The T.50s 3.9-litre engine is extremely small and light for a V12. According to the designers instructions, it is also a 6.1 litre V12 engine from the 1993 F1, with a very high rev limit and a red line of 12,100 rpm with a hardness limit of 12,400 rpm, and produces a little more power. Internal details are secret at the moment, but Murray said “everything is titanium”.
Flexibility and torque (341lb ft) are “no problem,” Murray said, because the variable distribution of the engines valves, which works with driver-selectable high or low-speed engine maps, should ensure that it works as well in traffic as on the road. He added that when a car weighs 980 kg, you dont need as much torque as with a heavier machine.
The choice of a six-speed manual gearbox, built by Xtrac, is perhaps the less than progressive aspect of the T.50. The decision to use it responds to requests from a “secret list” of potential customers who prefer the “implication” of a stick-shift, a view that matches Murrays own preferences.
The most striking feature of the T.50 is its 400 mm diameter, electrically driven fan, which creates a downward force underneath the car to increase stability and power in curves, literally sucking it into the road.
Murray described its operation as “active and interactive”: it automatically configures the car for different conditions, but it can also be controlled by the driver. You can create high-strength modes for wet roads, or low-strength modes for very fast cruises, and everything else. It can even produce a low resistance for straight lines and a great downward force for curves while driving.
Another vital advantage, Murray said, is that the car can maintain a purity of design that is simply not possible in existing supercars, which are covered with “unsightly wings, exits, vents and bulges.

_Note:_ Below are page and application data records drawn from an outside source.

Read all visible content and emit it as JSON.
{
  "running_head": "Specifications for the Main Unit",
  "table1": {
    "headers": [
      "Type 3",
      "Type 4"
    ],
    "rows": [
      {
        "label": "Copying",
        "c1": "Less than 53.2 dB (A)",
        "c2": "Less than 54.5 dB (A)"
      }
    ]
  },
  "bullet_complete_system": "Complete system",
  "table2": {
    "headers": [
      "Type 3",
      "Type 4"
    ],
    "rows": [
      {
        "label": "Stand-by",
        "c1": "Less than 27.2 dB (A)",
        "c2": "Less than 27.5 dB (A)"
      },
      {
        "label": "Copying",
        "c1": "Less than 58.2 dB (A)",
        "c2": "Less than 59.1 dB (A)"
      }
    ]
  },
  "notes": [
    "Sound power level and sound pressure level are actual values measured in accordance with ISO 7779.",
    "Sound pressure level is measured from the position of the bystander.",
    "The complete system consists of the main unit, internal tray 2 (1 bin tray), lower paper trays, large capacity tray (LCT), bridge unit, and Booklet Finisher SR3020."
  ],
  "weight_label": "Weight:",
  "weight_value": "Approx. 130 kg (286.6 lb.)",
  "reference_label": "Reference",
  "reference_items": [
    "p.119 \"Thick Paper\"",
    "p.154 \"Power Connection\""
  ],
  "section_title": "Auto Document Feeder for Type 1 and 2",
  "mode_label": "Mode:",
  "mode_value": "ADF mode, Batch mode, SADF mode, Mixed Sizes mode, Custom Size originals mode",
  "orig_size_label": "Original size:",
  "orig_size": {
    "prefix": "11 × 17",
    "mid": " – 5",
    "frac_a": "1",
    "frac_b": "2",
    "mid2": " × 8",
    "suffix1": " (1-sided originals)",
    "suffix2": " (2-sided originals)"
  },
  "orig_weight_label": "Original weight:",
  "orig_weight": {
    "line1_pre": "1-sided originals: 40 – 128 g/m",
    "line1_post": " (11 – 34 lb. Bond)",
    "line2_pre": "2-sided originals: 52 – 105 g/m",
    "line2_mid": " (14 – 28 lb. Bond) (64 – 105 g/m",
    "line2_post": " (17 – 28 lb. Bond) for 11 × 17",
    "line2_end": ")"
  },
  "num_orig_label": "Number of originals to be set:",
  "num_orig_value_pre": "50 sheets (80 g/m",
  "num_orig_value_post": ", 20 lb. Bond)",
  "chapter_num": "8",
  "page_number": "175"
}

Murrays preference for a center drivers seat, with a passenger seat on each side, is fully expressed in the T.50, whose credentials as “the ultimate great analog supersport” are accentuated by its traditional-style analog instruments and switches, dominated by a large center tachometer.